Instructions for the task:
State how many lines in the entries below contain "name". Write nothing but the number.
—————
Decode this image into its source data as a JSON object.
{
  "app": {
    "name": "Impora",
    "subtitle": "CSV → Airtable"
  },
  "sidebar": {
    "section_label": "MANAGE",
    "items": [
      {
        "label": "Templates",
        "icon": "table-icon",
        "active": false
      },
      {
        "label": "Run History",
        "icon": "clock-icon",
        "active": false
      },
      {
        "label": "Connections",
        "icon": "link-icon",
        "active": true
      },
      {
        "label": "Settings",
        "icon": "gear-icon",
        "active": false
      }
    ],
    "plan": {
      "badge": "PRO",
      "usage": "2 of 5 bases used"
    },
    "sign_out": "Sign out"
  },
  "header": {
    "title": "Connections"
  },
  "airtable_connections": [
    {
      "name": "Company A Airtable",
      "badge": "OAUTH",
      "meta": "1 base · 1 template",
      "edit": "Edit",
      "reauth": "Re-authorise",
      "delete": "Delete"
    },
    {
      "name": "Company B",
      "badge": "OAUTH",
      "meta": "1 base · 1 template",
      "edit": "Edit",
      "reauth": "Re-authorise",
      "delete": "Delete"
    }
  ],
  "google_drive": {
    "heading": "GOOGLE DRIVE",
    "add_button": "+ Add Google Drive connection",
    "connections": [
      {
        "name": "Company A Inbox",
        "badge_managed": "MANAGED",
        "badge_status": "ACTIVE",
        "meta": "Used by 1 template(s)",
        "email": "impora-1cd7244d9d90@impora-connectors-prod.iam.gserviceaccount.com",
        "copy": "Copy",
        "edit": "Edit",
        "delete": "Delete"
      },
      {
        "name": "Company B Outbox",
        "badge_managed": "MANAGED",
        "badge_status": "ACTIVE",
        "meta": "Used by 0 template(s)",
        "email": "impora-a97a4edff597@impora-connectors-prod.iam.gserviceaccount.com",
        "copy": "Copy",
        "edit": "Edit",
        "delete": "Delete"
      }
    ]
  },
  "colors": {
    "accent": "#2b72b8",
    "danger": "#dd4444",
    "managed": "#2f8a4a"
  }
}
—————
Exercise answer:
5